• _Data for analysis_

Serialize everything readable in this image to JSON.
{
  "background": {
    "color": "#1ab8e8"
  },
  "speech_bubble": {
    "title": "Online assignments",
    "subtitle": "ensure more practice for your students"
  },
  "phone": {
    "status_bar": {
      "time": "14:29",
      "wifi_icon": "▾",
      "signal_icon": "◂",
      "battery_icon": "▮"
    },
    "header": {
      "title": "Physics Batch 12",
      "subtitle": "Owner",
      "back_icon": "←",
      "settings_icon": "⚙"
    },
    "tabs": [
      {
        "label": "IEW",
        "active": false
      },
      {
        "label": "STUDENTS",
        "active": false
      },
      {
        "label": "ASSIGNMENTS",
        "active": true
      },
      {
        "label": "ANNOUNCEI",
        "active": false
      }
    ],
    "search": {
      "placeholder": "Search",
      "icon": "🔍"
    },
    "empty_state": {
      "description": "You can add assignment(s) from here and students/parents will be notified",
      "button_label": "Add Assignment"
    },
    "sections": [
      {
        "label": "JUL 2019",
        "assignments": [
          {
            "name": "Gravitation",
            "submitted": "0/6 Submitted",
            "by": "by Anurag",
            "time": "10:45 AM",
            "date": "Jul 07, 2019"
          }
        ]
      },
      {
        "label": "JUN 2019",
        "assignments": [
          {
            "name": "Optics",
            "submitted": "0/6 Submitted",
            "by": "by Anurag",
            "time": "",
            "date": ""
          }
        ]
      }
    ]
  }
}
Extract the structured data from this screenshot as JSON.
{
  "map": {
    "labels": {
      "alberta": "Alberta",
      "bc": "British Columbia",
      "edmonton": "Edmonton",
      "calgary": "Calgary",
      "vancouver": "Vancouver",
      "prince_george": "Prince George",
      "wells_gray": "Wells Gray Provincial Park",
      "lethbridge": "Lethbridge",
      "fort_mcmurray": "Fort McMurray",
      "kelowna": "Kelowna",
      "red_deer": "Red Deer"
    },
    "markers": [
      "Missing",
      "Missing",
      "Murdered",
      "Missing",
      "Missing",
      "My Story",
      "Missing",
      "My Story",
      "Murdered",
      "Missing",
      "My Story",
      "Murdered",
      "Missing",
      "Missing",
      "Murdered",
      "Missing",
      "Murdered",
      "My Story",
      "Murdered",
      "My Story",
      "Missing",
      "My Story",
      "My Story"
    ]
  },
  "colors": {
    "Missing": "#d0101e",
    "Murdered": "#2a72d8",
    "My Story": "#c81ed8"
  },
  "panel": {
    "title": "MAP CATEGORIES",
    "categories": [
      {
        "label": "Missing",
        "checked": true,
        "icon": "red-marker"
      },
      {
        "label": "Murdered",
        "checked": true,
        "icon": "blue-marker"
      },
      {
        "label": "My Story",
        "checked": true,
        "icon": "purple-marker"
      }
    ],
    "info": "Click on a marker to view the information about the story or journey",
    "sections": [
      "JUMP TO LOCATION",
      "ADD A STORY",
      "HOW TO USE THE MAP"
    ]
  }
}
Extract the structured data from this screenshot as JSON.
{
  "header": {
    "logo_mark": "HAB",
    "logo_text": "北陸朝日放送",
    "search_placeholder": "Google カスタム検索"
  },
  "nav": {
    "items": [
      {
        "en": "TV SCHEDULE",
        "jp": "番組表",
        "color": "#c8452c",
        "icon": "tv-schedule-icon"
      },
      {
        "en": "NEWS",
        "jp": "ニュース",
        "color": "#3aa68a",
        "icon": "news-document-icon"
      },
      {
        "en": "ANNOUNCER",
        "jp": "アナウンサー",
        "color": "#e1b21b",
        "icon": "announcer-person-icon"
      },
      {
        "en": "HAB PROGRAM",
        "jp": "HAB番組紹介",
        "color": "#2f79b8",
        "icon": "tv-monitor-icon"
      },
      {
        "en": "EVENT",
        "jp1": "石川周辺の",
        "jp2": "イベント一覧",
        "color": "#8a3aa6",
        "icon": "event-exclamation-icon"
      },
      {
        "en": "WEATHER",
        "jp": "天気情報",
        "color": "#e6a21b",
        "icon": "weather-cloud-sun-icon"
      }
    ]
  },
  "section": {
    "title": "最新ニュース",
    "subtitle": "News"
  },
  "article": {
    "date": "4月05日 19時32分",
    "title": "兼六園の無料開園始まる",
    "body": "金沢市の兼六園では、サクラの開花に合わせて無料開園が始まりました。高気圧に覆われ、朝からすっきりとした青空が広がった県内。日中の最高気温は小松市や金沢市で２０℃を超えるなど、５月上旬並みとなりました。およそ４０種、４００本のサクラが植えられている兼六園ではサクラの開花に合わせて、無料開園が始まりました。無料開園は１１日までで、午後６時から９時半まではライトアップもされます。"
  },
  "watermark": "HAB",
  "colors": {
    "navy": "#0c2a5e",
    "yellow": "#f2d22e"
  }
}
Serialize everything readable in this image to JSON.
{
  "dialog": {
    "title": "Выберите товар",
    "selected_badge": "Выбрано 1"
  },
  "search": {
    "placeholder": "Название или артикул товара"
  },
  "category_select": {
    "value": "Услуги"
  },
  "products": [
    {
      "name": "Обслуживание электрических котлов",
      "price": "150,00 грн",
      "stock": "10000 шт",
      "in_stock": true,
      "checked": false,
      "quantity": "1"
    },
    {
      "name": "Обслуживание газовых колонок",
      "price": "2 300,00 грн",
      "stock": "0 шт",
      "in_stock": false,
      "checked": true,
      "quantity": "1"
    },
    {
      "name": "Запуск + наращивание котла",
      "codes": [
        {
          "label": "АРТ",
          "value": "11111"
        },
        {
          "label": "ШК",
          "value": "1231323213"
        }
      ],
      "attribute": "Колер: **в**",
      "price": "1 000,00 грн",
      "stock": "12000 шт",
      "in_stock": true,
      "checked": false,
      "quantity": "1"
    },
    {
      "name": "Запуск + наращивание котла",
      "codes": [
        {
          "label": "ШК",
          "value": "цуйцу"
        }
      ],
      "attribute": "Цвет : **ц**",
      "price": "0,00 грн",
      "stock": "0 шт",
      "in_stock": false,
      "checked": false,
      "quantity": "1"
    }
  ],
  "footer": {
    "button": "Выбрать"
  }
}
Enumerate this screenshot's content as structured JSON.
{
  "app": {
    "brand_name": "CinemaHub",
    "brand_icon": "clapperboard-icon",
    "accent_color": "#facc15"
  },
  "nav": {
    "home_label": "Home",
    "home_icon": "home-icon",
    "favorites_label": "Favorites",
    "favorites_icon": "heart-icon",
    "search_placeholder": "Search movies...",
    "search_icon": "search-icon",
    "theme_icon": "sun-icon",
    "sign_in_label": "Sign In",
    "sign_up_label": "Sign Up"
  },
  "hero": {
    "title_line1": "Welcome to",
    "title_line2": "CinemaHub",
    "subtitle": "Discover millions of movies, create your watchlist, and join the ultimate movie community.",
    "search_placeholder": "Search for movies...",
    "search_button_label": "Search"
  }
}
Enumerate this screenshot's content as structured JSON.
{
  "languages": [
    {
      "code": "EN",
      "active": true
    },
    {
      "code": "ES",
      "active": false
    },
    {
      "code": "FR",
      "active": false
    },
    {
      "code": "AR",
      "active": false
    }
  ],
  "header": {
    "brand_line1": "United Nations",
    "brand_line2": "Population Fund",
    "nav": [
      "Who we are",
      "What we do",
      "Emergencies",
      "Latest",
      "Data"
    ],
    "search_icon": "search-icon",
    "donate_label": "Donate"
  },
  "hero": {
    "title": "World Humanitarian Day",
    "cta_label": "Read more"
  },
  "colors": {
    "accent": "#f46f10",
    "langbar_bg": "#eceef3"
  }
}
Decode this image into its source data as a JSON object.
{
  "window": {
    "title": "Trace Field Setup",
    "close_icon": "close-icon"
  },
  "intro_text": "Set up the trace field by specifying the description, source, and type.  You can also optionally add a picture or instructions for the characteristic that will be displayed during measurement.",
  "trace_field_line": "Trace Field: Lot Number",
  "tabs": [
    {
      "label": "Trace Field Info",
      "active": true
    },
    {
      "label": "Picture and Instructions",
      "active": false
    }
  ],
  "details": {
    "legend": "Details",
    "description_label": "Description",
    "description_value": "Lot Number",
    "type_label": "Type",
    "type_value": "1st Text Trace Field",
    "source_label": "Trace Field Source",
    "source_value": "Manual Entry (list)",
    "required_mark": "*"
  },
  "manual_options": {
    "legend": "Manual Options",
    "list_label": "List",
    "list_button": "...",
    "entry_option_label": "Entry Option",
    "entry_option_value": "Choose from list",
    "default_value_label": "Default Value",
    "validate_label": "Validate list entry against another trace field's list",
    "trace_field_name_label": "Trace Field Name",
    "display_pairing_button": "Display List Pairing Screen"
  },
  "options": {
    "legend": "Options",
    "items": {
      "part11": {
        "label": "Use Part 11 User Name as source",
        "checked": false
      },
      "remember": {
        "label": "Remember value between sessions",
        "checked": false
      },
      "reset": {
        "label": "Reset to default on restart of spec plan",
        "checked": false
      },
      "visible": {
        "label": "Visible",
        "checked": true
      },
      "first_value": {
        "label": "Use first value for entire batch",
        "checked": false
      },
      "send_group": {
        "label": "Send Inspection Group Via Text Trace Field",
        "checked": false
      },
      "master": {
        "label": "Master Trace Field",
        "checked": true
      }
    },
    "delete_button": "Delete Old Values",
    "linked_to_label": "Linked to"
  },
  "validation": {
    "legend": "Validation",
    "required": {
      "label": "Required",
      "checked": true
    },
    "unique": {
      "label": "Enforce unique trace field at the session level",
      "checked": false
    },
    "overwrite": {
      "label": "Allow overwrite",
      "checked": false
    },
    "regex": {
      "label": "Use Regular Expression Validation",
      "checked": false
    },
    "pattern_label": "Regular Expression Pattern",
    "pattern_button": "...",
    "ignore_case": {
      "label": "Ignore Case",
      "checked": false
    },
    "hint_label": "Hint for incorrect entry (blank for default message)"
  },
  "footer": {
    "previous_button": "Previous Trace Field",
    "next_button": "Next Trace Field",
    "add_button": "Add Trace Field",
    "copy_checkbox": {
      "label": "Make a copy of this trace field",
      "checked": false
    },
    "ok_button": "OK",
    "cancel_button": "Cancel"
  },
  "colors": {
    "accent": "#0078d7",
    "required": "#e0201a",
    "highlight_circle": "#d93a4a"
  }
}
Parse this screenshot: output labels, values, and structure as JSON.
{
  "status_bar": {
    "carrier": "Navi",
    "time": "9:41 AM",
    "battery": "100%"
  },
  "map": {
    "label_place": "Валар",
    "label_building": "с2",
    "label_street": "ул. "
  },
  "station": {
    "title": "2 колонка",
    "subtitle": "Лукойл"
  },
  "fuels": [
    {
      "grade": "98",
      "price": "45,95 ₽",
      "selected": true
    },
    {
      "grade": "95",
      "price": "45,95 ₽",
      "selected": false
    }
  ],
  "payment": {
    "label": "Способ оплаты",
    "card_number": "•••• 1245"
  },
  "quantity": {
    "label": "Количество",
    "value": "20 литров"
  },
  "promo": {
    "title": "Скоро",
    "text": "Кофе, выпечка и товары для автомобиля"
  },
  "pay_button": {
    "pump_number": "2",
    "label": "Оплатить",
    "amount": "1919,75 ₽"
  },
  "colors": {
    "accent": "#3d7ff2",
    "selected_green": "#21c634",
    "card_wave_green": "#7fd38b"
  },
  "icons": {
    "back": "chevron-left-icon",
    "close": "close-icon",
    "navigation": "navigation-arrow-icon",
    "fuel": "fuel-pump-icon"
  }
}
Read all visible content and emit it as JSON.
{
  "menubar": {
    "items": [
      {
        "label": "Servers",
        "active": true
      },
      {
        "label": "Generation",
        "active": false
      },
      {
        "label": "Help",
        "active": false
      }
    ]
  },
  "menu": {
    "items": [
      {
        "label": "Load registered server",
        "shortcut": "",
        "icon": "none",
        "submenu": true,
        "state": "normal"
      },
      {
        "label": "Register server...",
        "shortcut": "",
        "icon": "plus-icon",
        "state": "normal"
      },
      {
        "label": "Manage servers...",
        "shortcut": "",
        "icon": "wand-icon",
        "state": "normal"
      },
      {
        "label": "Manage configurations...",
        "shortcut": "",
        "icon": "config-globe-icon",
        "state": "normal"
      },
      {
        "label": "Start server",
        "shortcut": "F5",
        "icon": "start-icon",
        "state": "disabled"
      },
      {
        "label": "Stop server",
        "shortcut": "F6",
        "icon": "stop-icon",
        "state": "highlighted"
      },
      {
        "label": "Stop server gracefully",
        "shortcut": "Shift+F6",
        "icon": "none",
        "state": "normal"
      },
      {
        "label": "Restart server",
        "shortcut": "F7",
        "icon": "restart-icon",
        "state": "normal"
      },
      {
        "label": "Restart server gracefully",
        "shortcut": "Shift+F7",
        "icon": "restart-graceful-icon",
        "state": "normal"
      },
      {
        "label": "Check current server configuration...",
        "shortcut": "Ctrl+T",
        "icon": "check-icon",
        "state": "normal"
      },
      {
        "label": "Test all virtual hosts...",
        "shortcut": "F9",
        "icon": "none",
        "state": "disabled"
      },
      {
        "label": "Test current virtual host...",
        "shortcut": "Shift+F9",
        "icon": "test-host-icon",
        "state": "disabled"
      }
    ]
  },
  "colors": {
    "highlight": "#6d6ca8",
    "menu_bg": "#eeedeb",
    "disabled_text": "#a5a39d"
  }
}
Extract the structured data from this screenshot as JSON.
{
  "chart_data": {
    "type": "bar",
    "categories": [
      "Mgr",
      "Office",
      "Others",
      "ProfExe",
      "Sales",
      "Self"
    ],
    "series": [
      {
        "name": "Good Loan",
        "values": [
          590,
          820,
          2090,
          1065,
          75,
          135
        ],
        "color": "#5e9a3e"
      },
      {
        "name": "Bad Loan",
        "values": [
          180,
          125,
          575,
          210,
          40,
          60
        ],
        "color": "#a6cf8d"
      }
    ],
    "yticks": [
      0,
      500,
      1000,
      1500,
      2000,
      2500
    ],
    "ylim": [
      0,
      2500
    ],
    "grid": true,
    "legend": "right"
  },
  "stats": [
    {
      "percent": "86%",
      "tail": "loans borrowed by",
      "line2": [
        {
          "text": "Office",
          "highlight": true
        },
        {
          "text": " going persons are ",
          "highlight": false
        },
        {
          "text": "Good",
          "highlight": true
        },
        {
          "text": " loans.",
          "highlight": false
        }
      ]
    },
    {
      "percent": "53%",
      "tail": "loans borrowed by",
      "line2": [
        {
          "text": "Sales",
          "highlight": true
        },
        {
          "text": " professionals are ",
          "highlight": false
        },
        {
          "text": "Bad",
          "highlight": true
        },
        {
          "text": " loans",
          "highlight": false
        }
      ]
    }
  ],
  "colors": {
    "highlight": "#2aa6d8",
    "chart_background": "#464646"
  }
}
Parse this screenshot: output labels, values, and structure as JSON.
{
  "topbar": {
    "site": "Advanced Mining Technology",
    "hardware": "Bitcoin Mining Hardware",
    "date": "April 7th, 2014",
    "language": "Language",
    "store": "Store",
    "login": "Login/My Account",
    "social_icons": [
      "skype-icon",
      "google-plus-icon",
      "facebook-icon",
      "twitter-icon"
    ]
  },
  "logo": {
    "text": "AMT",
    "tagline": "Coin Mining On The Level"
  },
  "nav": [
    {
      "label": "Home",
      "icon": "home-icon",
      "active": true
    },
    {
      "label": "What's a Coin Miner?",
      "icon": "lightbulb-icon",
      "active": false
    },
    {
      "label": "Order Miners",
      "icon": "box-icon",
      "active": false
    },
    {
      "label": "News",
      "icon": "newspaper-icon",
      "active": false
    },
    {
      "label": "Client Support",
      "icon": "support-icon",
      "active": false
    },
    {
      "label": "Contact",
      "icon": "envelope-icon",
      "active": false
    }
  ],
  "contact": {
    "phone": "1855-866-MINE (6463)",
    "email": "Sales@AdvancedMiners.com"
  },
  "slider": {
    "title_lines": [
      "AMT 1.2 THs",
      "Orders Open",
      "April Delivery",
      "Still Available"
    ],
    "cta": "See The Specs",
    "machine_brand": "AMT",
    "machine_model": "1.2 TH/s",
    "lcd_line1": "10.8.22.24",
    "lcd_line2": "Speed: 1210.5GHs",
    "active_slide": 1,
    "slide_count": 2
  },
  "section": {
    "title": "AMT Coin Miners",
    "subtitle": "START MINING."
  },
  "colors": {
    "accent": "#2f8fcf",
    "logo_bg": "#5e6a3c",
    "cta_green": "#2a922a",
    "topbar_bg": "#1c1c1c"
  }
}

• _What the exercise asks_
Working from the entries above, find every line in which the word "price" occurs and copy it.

• _Your solution_
      "price": "150,00 грн",
      "price": "2 300,00 грн",
      "price": "1 000,00 грн",
      "price": "0,00 грн",
      "price": "45,95 ₽",
      "price": "45,95 ₽",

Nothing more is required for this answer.